Honda and Volkswagen have fired the opening salvos in a gearbox war which aims to restore the customer appeal of dual clutch transmissions. This move is especially timely in North America, where a new generation of super-smooth eight- and nine-speed planetary units from suppliers such as ZF have eroded the perceived advantages of DCTs in terms of sophisticated shifting. DCTs have also suffered from bad press and negative customer feedback, with drivers accustomed to silky-smooth torque converter automatics complaining that DCTs are unacceptably jerky in low-speed maneuvering and slow off the line when accelerating from rest.
Volkswagen, with less of a strict focus on the North American market, has chosen to stay with its established dual wet clutch formula and add a further three speeds to its DQ500 DCT to bring the total ratio count to ten — the first production passenger car transmission of any kind to feature so many ratios. Cleverly, the new DQ511 retains the same dimensions and practically the same weight as its seven-speed companion — essential if it is to fit into VW’s modular component matrix — and, remarkably, the extra ratios have been achieved without having to increase the number of gear pairs.
“Reversing the power flow within the gearbox was enabled without additional pairs of gearwheels by employing an entirely new shifting strategy and adding two shifting elements and a reversing wheel,” says VW’s briefing. “This enables the implementation of ten progressively stepped gears.”
Volkswagen group’s ten-speed DCT is an enhancement of the seven-speed unit, also handling 550 Nm torque.

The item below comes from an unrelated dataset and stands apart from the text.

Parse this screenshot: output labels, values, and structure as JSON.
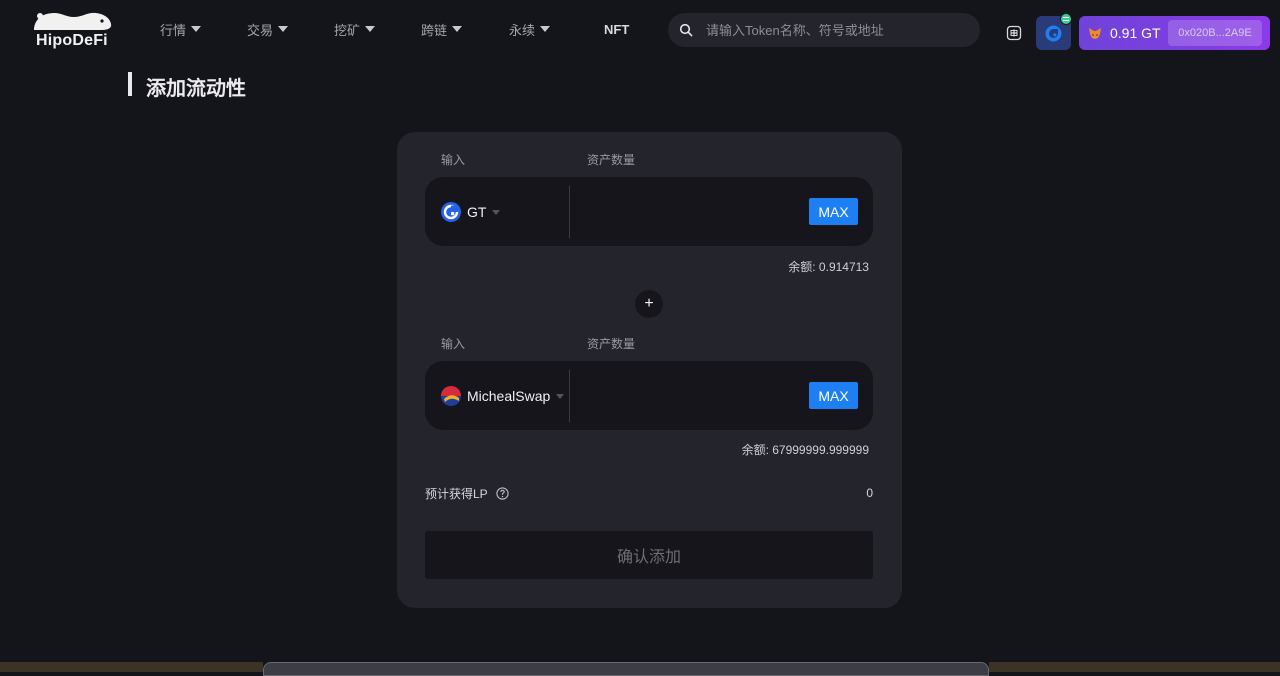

Significantly, in view of Honda’s similar comments on DCT launch performance, VW has taken the opportunity to make the first three gears low (short) to further improve drive-off, and the “finely graduated” steps right up to ninth gear enable efficiency gains. Tenth is a long gear, significantly reducing rpm and thus CO2 emissions during cruise. VW also points to the possibility of gears for special functions, such as an ultra-low crawler ratio for off-road work, or a special super-overdrive.
Like Honda, VW has developed a special oil for this transmission, and special coatings on the gearwheels and low-friction bearings help further improve efficiency. As with all of VW’s latest DCTs, the DQ511 is equipped to permit engine-off coasting, fully decoupling the engine.